BEGIN PROVIDED DATA
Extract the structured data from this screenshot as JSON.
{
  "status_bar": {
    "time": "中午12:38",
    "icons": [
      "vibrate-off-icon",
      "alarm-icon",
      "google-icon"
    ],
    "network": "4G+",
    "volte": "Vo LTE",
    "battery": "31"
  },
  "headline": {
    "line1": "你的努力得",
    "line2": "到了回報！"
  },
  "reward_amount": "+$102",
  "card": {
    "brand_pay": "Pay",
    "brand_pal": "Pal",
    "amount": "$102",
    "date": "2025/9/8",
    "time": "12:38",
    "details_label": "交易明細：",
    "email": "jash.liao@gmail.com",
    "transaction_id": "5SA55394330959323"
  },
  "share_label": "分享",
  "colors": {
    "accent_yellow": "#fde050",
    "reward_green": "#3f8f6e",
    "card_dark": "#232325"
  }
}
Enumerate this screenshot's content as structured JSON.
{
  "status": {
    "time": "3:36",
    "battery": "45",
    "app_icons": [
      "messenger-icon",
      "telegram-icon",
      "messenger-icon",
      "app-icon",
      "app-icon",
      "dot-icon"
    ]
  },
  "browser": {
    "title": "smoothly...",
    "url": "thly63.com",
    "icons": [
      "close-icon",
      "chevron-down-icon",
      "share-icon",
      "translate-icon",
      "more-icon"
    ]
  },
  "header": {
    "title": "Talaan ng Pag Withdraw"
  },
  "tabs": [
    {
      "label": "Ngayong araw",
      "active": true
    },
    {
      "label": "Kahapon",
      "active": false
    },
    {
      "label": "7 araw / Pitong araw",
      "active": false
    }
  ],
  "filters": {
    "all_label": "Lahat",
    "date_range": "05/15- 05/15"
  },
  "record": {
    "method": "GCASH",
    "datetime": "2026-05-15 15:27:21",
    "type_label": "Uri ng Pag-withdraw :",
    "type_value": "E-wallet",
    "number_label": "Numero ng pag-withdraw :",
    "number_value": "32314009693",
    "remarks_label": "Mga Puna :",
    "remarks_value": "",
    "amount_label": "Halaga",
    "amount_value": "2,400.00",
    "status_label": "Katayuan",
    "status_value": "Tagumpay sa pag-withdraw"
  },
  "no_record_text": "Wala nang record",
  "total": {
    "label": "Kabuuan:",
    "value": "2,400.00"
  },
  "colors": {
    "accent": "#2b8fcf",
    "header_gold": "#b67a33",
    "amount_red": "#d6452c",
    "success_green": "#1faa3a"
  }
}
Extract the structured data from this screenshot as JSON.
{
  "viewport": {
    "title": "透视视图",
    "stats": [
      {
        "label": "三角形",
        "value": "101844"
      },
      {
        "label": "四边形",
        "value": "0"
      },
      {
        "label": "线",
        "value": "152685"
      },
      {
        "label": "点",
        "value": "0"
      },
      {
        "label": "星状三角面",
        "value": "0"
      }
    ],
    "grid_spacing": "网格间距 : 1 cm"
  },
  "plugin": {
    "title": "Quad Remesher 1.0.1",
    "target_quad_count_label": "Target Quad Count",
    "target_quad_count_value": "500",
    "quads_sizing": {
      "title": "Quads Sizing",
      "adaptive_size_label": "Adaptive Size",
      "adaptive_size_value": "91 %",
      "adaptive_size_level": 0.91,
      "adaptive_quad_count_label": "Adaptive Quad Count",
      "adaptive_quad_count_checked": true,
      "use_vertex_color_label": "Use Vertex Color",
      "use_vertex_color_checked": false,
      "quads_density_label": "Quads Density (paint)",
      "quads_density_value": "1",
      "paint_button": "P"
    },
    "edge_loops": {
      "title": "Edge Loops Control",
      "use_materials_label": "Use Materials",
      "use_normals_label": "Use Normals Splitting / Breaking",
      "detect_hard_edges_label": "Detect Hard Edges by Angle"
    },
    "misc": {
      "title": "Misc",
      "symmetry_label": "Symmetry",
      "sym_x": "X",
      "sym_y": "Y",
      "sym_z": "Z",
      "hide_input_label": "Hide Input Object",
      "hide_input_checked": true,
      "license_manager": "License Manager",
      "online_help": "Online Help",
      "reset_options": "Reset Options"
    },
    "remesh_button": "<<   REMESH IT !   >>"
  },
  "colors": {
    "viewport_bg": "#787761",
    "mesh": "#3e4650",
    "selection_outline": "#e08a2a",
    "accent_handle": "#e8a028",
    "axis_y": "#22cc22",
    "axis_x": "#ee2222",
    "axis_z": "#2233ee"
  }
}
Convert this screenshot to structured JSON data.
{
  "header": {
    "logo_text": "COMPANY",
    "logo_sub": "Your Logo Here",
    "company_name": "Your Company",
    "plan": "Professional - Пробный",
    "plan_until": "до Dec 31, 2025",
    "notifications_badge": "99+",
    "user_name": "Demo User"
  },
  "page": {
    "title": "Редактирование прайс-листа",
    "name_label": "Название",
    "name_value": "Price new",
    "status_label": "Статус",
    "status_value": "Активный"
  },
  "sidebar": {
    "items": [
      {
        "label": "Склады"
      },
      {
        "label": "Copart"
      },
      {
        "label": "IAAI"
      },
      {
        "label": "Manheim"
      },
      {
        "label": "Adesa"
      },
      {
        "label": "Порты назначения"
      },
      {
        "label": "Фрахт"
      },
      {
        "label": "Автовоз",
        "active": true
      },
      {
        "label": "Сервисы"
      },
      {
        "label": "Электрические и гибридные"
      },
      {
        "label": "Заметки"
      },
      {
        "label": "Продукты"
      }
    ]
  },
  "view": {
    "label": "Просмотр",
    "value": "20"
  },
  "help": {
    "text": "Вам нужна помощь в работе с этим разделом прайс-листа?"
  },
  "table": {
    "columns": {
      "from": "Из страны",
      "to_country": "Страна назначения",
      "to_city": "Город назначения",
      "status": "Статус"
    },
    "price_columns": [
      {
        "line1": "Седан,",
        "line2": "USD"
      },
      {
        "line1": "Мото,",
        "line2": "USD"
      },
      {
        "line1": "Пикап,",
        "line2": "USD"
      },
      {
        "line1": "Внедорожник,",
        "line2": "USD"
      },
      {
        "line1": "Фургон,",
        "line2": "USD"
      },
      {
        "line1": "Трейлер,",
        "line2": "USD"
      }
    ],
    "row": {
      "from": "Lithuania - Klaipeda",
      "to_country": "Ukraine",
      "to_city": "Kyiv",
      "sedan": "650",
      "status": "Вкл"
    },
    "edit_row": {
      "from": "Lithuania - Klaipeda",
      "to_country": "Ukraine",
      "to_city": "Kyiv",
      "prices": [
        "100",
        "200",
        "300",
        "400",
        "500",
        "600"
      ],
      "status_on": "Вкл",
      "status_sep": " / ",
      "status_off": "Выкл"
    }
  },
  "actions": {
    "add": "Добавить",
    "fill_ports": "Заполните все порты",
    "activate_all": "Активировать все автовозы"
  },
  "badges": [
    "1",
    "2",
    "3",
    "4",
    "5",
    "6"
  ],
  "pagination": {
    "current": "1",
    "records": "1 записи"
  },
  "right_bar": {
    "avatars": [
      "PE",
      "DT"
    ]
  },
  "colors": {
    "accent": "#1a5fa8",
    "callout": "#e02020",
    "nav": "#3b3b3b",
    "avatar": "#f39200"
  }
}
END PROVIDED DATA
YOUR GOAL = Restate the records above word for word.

THE ANSWER =
Extract the structured data from this screenshot as JSON.
{
  "status_bar": {
    "time": "中午12:38",
    "icons": [
      "vibrate-off-icon",
      "alarm-icon",
      "google-icon"
    ],
    "network": "4G+",
    "volte": "Vo LTE",
    "battery": "31"
  },
  "headline": {
    "line1": "你的努力得",
    "line2": "到了回報！"
  },
  "reward_amount": "+$102",
  "card": {
    "brand_pay": "Pay",
    "brand_pal": "Pal",
    "amount": "$102",
    "date": "2025/9/8",
    "time": "12:38",
    "details_label": "交易明細：",
    "email": "jash.liao@gmail.com",
    "transaction_id": "5SA55394330959323"
  },
  "share_label": "分享",
  "colors": {
    "accent_yellow": "#fde050",
    "reward_green": "#3f8f6e",
    "card_dark": "#232325"
  }
}
Enumerate this screenshot's content as structured JSON.
{
  "status": {
    "time": "3:36",
    "battery": "45",
    "app_icons": [
      "messenger-icon",
      "telegram-icon",
      "messenger-icon",
      "app-icon",
      "app-icon",
      "dot-icon"
    ]
  },
  "browser": {
    "title": "smoothly...",
    "url": "thly63.com",
    "icons": [
      "close-icon",
      "chevron-down-icon",
      "share-icon",
      "translate-icon",
      "more-icon"
    ]
  },
  "header": {
    "title": "Talaan ng Pag Withdraw"
  },
  "tabs": [
    {
      "label": "Ngayong araw",
      "active": true
    },
    {
      "label": "Kahapon",
      "active": false
    },
    {
      "label": "7 araw / Pitong araw",
      "active": false
    }
  ],
  "filters": {
    "all_label": "Lahat",
    "date_range": "05/15- 05/15"
  },
  "record": {
    "method": "GCASH",
    "datetime": "2026-05-15 15:27:21",
    "type_label": "Uri ng Pag-withdraw :",
    "type_value": "E-wallet",
    "number_label": "Numero ng pag-withdraw :",
    "number_value": "32314009693",
    "remarks_label": "Mga Puna :",
    "remarks_value": "",
    "amount_label": "Halaga",
    "amount_value": "2,400.00",
    "status_label": "Katayuan",
    "status_value": "Tagumpay sa pag-withdraw"
  },
  "no_record_text": "Wala nang record",
  "total": {
    "label": "Kabuuan:",
    "value": "2,400.00"
  },
  "colors": {
    "accent": "#2b8fcf",
    "header_gold": "#b67a33",
    "amount_red": "#d6452c",
    "success_green": "#1faa3a"
  }
}
Extract the structured data from this screenshot as JSON.
{
  "viewport": {
    "title": "透视视图",
    "stats": [
      {
        "label": "三角形",
        "value": "101844"
      },
      {
        "label": "四边形",
        "value": "0"
      },
      {
        "label": "线",
        "value": "152685"
      },
      {
        "label": "点",
        "value": "0"
      },
      {
        "label": "星状三角面",
        "value": "0"
      }
    ],
    "grid_spacing": "网格间距 : 1 cm"
  },
  "plugin": {
    "title": "Quad Remesher 1.0.1",
    "target_quad_count_label": "Target Quad Count",
    "target_quad_count_value": "500",
    "quads_sizing": {
      "title": "Quads Sizing",
      "adaptive_size_label": "Adaptive Size",
      "adaptive_size_value": "91 %",
      "adaptive_size_level": 0.91,
      "adaptive_quad_count_label": "Adaptive Quad Count",
      "adaptive_quad_count_checked": true,
      "use_vertex_color_label": "Use Vertex Color",
      "use_vertex_color_checked": false,
      "quads_density_label": "Quads Density (paint)",
      "quads_density_value": "1",
      "paint_button": "P"
    },
    "edge_loops": {
      "title": "Edge Loops Control",
      "use_materials_label": "Use Materials",
      "use_normals_label": "Use Normals Splitting / Breaking",
      "detect_hard_edges_label": "Detect Hard Edges by Angle"
    },
    "misc": {
      "title": "Misc",
      "symmetry_label": "Symmetry",
      "sym_x": "X",
      "sym_y": "Y",
      "sym_z": "Z",
      "hide_input_label": "Hide Input Object",
      "hide_input_checked": true,
      "license_manager": "License Manager",
      "online_help": "Online Help",
      "reset_options": "Reset Options"
    },
    "remesh_button": "<<   REMESH IT !   >>"
  },
  "colors": {
    "viewport_bg": "#787761",
    "mesh": "#3e4650",
    "selection_outline": "#e08a2a",
    "accent_handle": "#e8a028",
    "axis_y": "#22cc22",
    "axis_x": "#ee2222",
    "axis_z": "#2233ee"
  }
}
Convert this screenshot to structured JSON data.
{
  "header": {
    "logo_text": "COMPANY",
    "logo_sub": "Your Logo Here",
    "company_name": "Your Company",
    "plan": "Professional - Пробный",
    "plan_until": "до Dec 31, 2025",
    "notifications_badge": "99+",
    "user_name": "Demo User"
  },
  "page": {
    "title": "Редактирование прайс-листа",
    "name_label": "Название",
    "name_value": "Price new",
    "status_label": "Статус",
    "status_value": "Активный"
  },
  "sidebar": {
    "items": [
      {
        "label": "Склады"
      },
      {
        "label": "Copart"
      },
      {
        "label": "IAAI"
      },
      {
        "label": "Manheim"
      },
      {
        "label": "Adesa"
      },
      {
        "label": "Порты назначения"
      },
      {
        "label": "Фрахт"
      },
      {
        "label": "Автовоз",
        "active": true
      },
      {
        "label": "Сервисы"
      },
      {
        "label": "Электрические и гибридные"
      },
      {
        "label": "Заметки"
      },
      {
        "label": "Продукты"
      }
    ]
  },
  "view": {
    "label": "Просмотр",
    "value": "20"
  },
  "help": {
    "text": "Вам нужна помощь в работе с этим разделом прайс-листа?"
  },
  "table": {
    "columns": {
      "from": "Из страны",
      "to_country": "Страна назначения",
      "to_city": "Город назначения",
      "status": "Статус"
    },
    "price_columns": [
      {
        "line1": "Седан,",
        "line2": "USD"
      },
      {
        "line1": "Мото,",
        "line2": "USD"
      },
      {
        "line1": "Пикап,",
        "line2": "USD"
      },
      {
        "line1": "Внедорожник,",
        "line2": "USD"
      },
      {
        "line1": "Фургон,",
        "line2": "USD"
      },
      {
        "line1": "Трейлер,",
        "line2": "USD"
      }
    ],
    "row": {
      "from": "Lithuania - Klaipeda",
      "to_country": "Ukraine",
      "to_city": "Kyiv",
      "sedan": "650",
      "status": "Вкл"
    },
    "edit_row": {
      "from": "Lithuania - Klaipeda",
      "to_country": "Ukraine",
      "to_city": "Kyiv",
      "prices": [
        "100",
        "200",
        "300",
        "400",
        "500",
        "600"
      ],
      "status_on": "Вкл",
      "status_sep": " / ",
      "status_off": "Выкл"
    }
  },
  "actions": {
    "add": "Добавить",
    "fill_ports": "Заполните все порты",
    "activate_all": "Активировать все автовозы"
  },
  "badges": [
    "1",
    "2",
    "3",
    "4",
    "5",
    "6"
  ],
  "pagination": {
    "current": "1",
    "records": "1 записи"
  },
  "right_bar": {
    "avatars": [
      "PE",
      "DT"
    ]
  },
  "colors": {
    "accent": "#1a5fa8",
    "callout": "#e02020",
    "nav": "#3b3b3b",
    "avatar": "#f39200"
  }
}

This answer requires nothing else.